A mad hat, a simple poem

I went to Oxford’s new Story Museum last week for the launch of the 26 Characters exhibition. It’s the product of a great idea: photograph 26 children’s authors dressed as their favourite fictional characters; ask 26 other writers to create short poems inspired by the photos.

I was part of the editorial team that pulled the poems together. And I wrote one myself – inspired by Shirley Hughes dressed as Lady Bracknell from the Importance of Being Earnest. I took my cue from Shirley’s extraordinary hat.

The inspiring hat (on the right)

The project led to a booklet created by Design by St. It includes all the poems, each one illustrated by a different artist. In my case, by French graphic designer Jean Jullien. We had a great write-up in Design Week.

Here’s my poem, which I left untitled. Like all the ones in this project, it is a sestude – 62 words exactly.

Victorian snobbery
flowers quite naturally.
For it’s a fact unarguably true
that I was born better than you.
And my breeding you plainly can see
just look how I imbibe my tea.
Put simply, I simply have class
whereas you are all muck and no brass.
My father was a Nabob of Gujarat.
This hat was a gift from his favourite cat.

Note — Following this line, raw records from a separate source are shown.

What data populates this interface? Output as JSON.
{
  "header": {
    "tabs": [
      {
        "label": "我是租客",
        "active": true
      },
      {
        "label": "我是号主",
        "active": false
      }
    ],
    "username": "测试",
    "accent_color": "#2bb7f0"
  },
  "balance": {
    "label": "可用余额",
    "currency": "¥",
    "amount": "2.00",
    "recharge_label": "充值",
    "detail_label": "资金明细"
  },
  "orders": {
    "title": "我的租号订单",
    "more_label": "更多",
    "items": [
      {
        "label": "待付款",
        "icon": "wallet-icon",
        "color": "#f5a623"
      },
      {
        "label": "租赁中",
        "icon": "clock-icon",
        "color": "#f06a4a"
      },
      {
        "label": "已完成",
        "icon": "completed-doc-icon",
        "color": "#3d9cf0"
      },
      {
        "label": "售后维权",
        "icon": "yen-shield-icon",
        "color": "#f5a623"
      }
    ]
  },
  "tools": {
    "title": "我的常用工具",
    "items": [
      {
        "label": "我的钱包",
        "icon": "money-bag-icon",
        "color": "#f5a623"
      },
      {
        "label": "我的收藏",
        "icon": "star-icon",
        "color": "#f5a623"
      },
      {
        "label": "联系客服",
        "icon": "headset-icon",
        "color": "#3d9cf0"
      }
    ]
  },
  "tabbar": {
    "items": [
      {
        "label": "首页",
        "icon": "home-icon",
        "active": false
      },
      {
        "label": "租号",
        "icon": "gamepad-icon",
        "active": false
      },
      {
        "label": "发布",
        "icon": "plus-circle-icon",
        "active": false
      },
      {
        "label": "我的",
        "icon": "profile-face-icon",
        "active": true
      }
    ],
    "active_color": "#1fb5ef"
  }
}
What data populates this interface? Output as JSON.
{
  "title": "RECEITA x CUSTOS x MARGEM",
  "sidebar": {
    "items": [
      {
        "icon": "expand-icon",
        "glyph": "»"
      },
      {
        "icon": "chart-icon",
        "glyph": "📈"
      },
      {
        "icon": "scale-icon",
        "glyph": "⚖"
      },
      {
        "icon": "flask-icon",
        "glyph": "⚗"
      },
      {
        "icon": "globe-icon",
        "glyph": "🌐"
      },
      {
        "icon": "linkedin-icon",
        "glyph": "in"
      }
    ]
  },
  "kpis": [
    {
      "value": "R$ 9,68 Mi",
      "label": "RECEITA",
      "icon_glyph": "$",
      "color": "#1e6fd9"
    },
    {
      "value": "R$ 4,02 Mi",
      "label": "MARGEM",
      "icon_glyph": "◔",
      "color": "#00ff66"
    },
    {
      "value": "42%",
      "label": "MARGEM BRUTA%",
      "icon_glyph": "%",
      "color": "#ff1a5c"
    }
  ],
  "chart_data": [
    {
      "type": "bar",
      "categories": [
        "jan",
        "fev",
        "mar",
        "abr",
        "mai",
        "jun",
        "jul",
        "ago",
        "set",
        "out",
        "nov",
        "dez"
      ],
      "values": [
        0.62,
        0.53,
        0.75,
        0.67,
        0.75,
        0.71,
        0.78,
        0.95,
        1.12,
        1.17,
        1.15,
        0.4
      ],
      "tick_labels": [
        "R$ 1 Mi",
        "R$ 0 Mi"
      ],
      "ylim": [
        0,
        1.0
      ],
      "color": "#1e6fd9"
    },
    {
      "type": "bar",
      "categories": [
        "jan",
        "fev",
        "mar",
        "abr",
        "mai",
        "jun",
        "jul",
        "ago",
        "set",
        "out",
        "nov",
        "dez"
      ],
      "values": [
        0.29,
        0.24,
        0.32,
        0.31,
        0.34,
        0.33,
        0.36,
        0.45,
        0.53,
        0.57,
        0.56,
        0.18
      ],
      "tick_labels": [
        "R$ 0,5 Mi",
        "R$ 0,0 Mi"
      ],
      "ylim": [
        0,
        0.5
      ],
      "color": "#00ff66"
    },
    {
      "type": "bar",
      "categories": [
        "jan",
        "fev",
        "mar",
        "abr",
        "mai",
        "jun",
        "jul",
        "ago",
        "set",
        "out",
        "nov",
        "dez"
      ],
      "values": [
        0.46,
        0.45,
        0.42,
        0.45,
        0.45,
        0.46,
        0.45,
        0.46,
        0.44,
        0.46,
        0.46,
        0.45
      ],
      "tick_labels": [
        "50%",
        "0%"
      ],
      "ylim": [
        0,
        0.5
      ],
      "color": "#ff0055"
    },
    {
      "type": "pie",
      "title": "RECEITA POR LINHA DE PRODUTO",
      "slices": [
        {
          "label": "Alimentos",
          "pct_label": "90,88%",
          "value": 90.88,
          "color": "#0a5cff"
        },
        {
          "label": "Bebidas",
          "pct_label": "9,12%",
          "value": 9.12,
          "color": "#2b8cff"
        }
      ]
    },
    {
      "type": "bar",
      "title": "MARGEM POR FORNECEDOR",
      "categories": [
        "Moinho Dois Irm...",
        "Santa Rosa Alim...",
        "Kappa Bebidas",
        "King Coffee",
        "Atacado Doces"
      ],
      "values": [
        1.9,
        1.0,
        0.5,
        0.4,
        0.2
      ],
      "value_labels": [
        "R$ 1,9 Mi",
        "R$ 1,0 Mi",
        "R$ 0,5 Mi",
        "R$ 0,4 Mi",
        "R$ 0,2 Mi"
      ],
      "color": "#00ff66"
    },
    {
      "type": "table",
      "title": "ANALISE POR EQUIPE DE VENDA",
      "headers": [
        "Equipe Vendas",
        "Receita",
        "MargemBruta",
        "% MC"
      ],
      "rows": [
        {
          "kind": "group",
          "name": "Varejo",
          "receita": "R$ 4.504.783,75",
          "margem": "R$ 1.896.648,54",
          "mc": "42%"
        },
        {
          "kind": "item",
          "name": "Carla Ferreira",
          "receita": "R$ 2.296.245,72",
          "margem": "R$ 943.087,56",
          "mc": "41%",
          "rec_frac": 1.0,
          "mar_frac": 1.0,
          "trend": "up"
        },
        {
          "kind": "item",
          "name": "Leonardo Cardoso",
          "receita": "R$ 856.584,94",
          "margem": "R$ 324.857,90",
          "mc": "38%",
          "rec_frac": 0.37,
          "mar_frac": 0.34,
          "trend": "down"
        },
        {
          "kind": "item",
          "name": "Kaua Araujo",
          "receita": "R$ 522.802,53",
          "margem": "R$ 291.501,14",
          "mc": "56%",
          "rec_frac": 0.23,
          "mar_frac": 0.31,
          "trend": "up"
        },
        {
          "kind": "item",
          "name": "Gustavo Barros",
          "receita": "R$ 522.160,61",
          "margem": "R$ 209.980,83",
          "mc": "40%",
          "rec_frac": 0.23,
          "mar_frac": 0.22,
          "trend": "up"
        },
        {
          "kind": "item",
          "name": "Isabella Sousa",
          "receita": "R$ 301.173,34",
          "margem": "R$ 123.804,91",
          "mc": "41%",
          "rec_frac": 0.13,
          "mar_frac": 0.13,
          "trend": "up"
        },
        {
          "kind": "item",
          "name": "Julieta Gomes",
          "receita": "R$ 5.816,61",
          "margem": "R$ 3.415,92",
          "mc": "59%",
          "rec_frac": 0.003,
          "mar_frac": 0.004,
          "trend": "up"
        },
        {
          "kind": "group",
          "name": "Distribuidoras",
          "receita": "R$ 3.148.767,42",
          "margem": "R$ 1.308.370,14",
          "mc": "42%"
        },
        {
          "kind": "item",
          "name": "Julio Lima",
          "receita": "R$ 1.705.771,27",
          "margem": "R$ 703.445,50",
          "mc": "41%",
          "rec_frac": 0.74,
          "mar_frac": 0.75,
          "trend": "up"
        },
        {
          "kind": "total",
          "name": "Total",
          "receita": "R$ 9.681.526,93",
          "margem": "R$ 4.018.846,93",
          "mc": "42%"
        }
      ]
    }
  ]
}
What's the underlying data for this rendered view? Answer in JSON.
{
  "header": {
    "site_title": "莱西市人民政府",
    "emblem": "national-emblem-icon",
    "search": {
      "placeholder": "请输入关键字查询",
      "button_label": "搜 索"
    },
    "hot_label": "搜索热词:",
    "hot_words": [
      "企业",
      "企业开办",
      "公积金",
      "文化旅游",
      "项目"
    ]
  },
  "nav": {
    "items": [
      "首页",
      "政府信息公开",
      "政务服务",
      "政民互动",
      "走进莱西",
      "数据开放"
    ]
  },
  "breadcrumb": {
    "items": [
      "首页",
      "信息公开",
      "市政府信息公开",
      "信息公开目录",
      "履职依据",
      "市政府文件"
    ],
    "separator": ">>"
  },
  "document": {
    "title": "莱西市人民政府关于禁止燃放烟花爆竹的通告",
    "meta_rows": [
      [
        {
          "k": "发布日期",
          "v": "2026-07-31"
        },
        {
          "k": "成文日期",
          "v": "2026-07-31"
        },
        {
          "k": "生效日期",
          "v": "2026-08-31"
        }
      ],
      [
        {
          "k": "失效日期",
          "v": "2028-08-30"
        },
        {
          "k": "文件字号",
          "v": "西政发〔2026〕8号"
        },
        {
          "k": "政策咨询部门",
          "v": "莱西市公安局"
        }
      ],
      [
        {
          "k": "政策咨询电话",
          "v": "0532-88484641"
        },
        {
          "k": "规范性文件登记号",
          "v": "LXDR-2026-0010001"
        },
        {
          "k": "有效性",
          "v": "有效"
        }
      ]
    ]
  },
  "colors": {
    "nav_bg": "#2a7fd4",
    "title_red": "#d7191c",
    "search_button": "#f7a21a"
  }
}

The museum people also asked me to write a short essay about a favourite fictional character from my own childhood. I chose Robinson Crusoe. You can read that here.

Jean Jullien’s illustration of my poem

 

Me reading at the launch
Me reading at the launch